→ WHAT TO PRODUCE
Using the records provided below, locate and copy each line that contains the word "SYSTEM".
*-*-*
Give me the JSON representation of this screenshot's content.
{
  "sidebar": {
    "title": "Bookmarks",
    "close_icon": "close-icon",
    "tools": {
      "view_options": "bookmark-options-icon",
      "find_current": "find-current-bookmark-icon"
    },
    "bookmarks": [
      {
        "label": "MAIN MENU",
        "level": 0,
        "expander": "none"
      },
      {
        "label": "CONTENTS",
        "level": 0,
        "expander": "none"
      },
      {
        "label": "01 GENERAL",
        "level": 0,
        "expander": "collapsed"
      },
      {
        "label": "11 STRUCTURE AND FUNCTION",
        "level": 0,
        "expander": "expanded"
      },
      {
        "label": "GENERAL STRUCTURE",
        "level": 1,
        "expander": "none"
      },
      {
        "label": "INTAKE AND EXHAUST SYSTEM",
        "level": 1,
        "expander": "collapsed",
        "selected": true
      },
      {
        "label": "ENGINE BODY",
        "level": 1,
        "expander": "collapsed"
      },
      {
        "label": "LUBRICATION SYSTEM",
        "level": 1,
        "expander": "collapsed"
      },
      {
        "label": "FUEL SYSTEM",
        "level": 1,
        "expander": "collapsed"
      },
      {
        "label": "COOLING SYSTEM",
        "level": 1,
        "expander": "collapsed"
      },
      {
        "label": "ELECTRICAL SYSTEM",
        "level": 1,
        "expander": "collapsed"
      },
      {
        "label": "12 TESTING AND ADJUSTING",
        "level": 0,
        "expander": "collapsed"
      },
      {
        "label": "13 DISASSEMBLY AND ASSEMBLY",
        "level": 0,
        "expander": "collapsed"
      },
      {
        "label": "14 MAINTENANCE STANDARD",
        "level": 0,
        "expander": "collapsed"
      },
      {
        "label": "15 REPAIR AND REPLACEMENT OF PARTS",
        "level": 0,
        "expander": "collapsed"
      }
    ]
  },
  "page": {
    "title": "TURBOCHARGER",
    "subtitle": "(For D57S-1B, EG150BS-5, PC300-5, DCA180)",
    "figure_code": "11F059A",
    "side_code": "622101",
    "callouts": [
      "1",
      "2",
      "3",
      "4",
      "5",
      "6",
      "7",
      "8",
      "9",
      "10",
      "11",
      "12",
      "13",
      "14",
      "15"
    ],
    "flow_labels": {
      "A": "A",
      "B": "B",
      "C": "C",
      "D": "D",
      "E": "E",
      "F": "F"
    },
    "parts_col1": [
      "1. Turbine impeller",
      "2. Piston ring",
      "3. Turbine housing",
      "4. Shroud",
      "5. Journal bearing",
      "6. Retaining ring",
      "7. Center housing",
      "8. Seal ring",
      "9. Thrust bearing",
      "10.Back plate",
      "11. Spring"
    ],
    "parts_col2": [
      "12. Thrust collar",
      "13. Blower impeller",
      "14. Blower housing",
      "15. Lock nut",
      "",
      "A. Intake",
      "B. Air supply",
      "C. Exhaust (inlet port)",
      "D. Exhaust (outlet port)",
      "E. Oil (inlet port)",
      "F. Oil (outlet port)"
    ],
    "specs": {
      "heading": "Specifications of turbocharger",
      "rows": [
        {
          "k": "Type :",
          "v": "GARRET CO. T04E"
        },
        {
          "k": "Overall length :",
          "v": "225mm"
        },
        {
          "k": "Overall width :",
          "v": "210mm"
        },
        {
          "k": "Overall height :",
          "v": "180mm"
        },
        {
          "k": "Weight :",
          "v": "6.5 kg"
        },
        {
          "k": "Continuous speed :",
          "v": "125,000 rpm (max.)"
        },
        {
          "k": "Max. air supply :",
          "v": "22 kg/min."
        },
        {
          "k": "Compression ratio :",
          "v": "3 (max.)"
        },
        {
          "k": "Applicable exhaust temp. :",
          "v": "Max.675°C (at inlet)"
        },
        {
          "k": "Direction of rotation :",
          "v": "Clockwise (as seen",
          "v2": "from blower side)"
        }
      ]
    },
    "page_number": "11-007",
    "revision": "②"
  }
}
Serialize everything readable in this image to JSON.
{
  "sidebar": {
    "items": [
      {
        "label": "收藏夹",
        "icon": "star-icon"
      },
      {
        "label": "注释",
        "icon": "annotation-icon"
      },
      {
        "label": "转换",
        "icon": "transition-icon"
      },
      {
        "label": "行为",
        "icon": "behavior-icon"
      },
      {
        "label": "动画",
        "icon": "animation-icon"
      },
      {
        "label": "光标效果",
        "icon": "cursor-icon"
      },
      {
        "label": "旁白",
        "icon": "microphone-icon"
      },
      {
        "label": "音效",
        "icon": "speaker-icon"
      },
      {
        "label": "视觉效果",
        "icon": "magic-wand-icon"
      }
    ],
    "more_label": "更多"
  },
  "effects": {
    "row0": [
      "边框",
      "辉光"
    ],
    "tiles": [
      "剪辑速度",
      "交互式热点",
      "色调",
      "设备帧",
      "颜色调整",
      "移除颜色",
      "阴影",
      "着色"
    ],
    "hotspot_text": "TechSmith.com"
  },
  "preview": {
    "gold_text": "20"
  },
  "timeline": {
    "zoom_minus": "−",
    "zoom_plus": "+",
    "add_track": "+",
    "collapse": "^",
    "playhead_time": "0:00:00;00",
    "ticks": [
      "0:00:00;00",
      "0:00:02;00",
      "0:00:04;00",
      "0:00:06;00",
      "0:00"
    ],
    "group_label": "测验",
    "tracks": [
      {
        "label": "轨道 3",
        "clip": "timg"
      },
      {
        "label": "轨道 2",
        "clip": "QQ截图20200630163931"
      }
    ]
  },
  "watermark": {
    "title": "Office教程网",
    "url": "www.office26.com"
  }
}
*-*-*
→ REPLY TO THE EXERCISE
        "label": "INTAKE AND EXHAUST SYSTEM",
        "label": "LUBRICATION SYSTEM",
        "label": "FUEL SYSTEM",
        "label": "COOLING SYSTEM",
        "label": "ELECTRICAL SYSTEM",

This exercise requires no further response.